Consequently, the first couple of episodes lob in plenty of self-aware gags that reference both the inherent absurdity of the premise (multiple unrelated murders taking place in the same high-end NYC apartment building) and the danger that lightning won’t strike twice.
The Arconia Building’s newest tenant, Amy Schumer — who, like last year’s guest star Sting, plays a comedically exaggerated version of herself — asks Oliver Putnam (Martin Short) if he, Charles and the third member of the team, Mabel Mora (Selena Gomez), will be making another season of the titular podcast.
“Well, second seasons are tough, you know,” says Oliver, “but people keep dying, so I suppose there’s always a chance.” Later, Charles observes that second seasons of true-crime podcasts rarely work. “They usually move on to a new case that never hits like the original,” he says.
There’s no danger of that happening here. I’ve watched six of the 10 episodes — although for review purposes, I’ll stick to the two currently available — and Only Murders is every bit as wonderful in its second outing as it was in its first.
It picks up in the aftermath of last season’s cliffhanger when Mabel was found kneeling over the dead body of cranky Arconia board president Bunny Fogler (Jayne Houdyshell). Mabel’s clothes were covered with blood and one of her knitting needles protruded from Bunny’s chest.
Our three heroes are carted off to the police station, which delivers an early highlight: an interrogation scene featuring the deadpan Mabel running rings around a foul-mouthed, dumb-as-a-rock detective called Kreps, a new character played by Michael Rapaport.
To the exasperation of his far cleverer partner Detective Williams (the returning Da’Vine Joy Randolph), Kleps blurts out that the murder weapon was a knife, not the knitting needle, and that it hasn’t yet been found.
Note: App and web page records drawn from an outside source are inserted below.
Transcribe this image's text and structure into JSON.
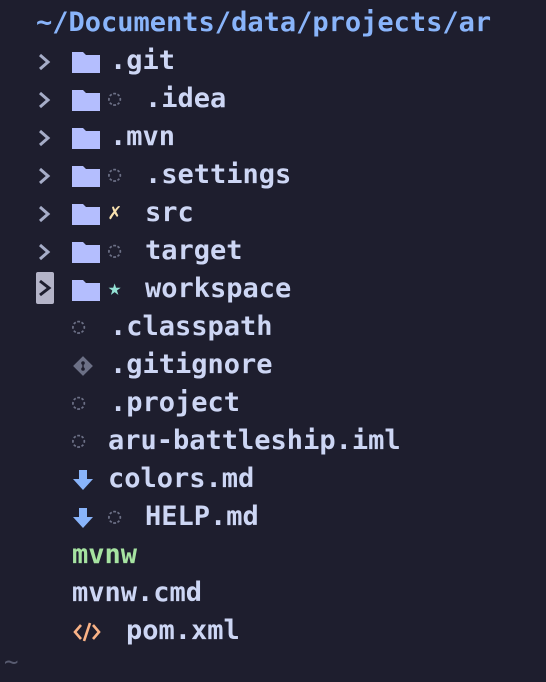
{
  "path": "~/Documents/data/projects/ar",
  "tree": {
    "items": [
      {
        "name": ".git"
      },
      {
        "name": ".idea",
        "badge": "◌"
      },
      {
        "name": ".mvn"
      },
      {
        "name": ".settings",
        "badge": "◌"
      },
      {
        "name": "src",
        "badge": "✗"
      },
      {
        "name": "target",
        "badge": "◌"
      },
      {
        "name": "workspace",
        "badge": "★"
      },
      {
        "name": ".classpath",
        "badge": "◌"
      },
      {
        "name": ".gitignore"
      },
      {
        "name": ".project",
        "badge": "◌"
      },
      {
        "name": "aru-battleship.iml",
        "badge": "◌"
      },
      {
        "name": "colors.md"
      },
      {
        "name": "HELP.md",
        "badge": "◌"
      },
      {
        "name": "mvnw"
      },
      {
        "name": "mvnw.cmd"
      },
      {
        "name": "pom.xml"
      }
    ]
  },
  "tilde": "~",
  "colors": {
    "background": "#1e1e2e",
    "path": "#89b4fa",
    "folder": "#b4befe",
    "text": "#cdd6f4",
    "untracked_badge": "#6c7086",
    "deleted_badge": "#f9e2af",
    "staged_badge": "#94e2d5",
    "executable": "#a6e3a1",
    "markdown_icon": "#89b4fa",
    "xml_icon": "#fab387",
    "git_icon": "#6c7086"
  }
}
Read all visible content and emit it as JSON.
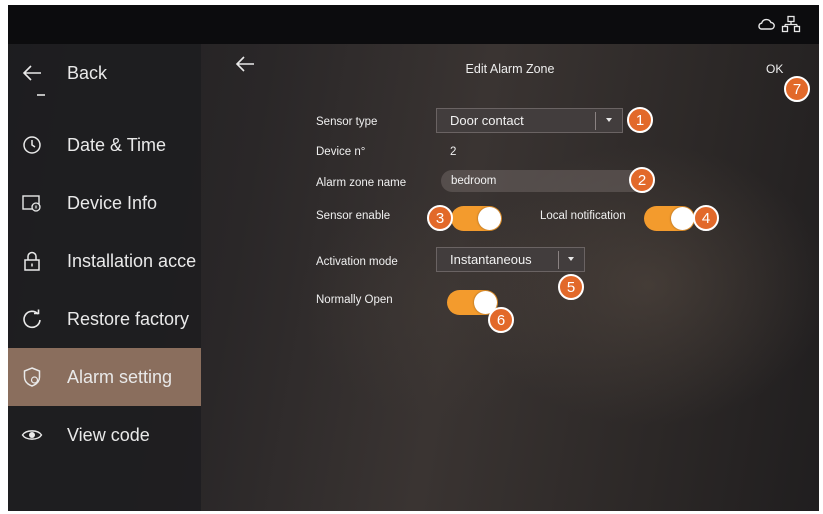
{
  "sidebar": {
    "items": [
      {
        "label": "Back",
        "icon": "arrow-left-icon"
      },
      {
        "label": "Date & Time",
        "icon": "clock-icon"
      },
      {
        "label": "Device Info",
        "icon": "device-info-icon"
      },
      {
        "label": "Installation acce",
        "icon": "lock-icon"
      },
      {
        "label": "Restore factory",
        "icon": "refresh-icon"
      },
      {
        "label": "Alarm setting",
        "icon": "shield-icon"
      },
      {
        "label": "View code",
        "icon": "eye-icon"
      }
    ],
    "active_index": 5
  },
  "header": {
    "title": "Edit Alarm Zone",
    "ok_label": "OK"
  },
  "form": {
    "sensor_type": {
      "label": "Sensor type",
      "value": "Door contact"
    },
    "device_no": {
      "label": "Device n°",
      "value": "2"
    },
    "alarm_zone_name": {
      "label": "Alarm zone name",
      "value": "bedroom"
    },
    "sensor_enable": {
      "label": "Sensor enable",
      "on": true
    },
    "local_notification": {
      "label": "Local notification",
      "on": true
    },
    "activation_mode": {
      "label": "Activation mode",
      "value": "Instantaneous"
    },
    "normally_open": {
      "label": "Normally Open",
      "on": true
    }
  },
  "badges": [
    "1",
    "2",
    "3",
    "4",
    "5",
    "6",
    "7"
  ],
  "colors": {
    "accent": "#f39b2d",
    "badge": "#e2692a",
    "active_item": "#8a6e5d"
  }
}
The cops have no choice but to let the trio go.
When photos of the blood-soaked Mabel go viral, earning her the nickname Bloody Mabel, and smarmy, nasty true-crime podcast queen Cinda Canning (Tina Fey) attacks them in a podcast of her own called Only Murderers in the Building, they decide the only way to redeem themselves is to mount their own investigation — and of course to record a podcast about it as they go along.
This leads them down a rabbit hole involving a hidden elevator at the rear of Bunny’s wardrobe, secret tunnels that run through the building, Bunny’s dying words, which were “fourteen” and, to Charles’s discomfort, “savage”, and an erotic painting worth a million dollars, for which Charles’s late father was one of the nude models, that keeps disappearing and reappearing with alarming regularity.
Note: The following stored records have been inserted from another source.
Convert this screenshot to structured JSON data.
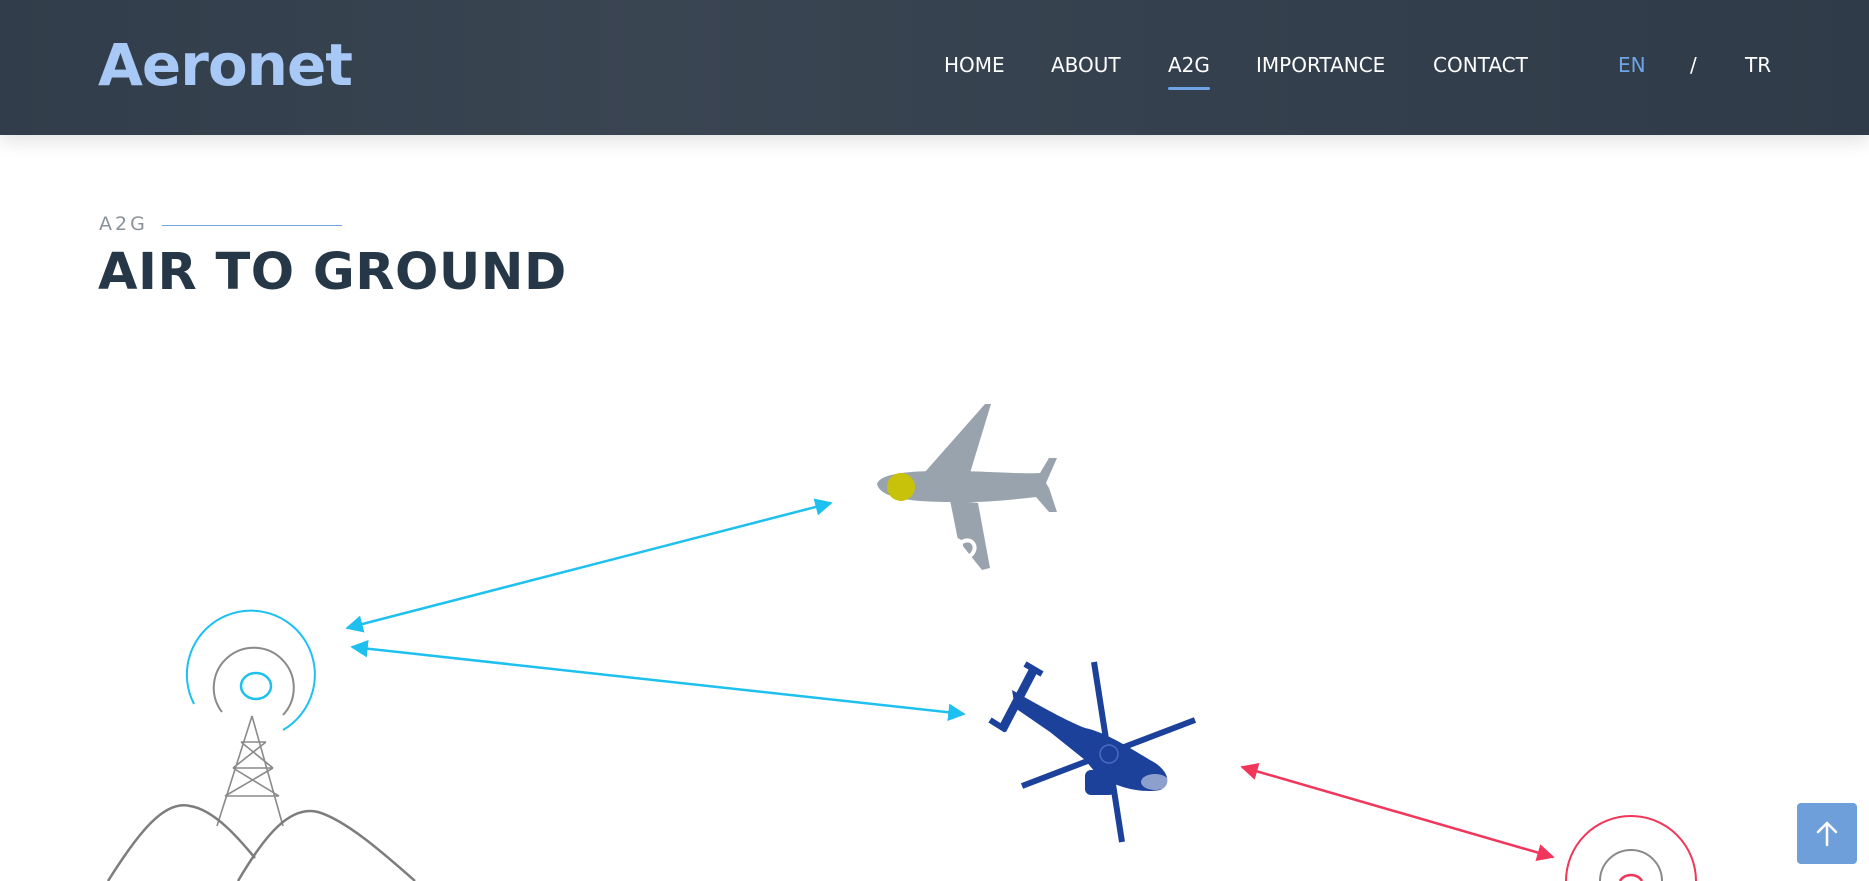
{
  "brand": {
    "logo_text": "Aeronet"
  },
  "nav": {
    "items": [
      {
        "label": "HOME",
        "active": false
      },
      {
        "label": "ABOUT",
        "active": false
      },
      {
        "label": "A2G",
        "active": true
      },
      {
        "label": "IMPORTANCE",
        "active": false
      },
      {
        "label": "CONTACT",
        "active": false
      }
    ],
    "lang": {
      "en": "EN",
      "separator": "/",
      "tr": "TR",
      "selected": "EN"
    }
  },
  "section": {
    "kicker": "A2G",
    "title": "AIR TO GROUND"
  },
  "colors": {
    "header_bg": "#343f4c",
    "accent": "#6fa4e6",
    "link_arrow": "#1ec0ef",
    "alert_arrow": "#f0375b",
    "helicopter": "#1b419a",
    "airplane": "#99a3ae",
    "title": "#263747"
  },
  "icons": {
    "tower": "radio-tower-icon",
    "airplane": "airplane-icon",
    "helicopter": "helicopter-icon",
    "back_to_top": "arrow-up-icon"
  }
}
New additions to the cast include Cara Delevingne as a shifty gallery owner who becomes a love interest for Mabel, and Shirley MacLaine, at her Shirley MacLaine-iest, as Bunny’s half-blind mother Lenora, who’s not as dotty as she pretends to be. Either could, of course, be the killer, as could anyone outside of the three leads.
There’s also a subplot in which Charles is invited to sign up for a reboot of his hit 90s detective show Brazzos. First he’s delighted, then he’s crushed when he learns the character is being reimagined as a young Black woman and that he’s being offered the lesser role of her uncle.
This season’s mystery is more expansive — a good thing, because it gives extra room to delve into the sadness and loneliness lurking inside Charles, Oliver and Mabel, and to explore in more detail the stories of the other richly-drawn residents of the Arconia.
From the start, Only Murders in the Building stood out as a generous series with a lot of heart.
It’s beating more joyously than ever second time around.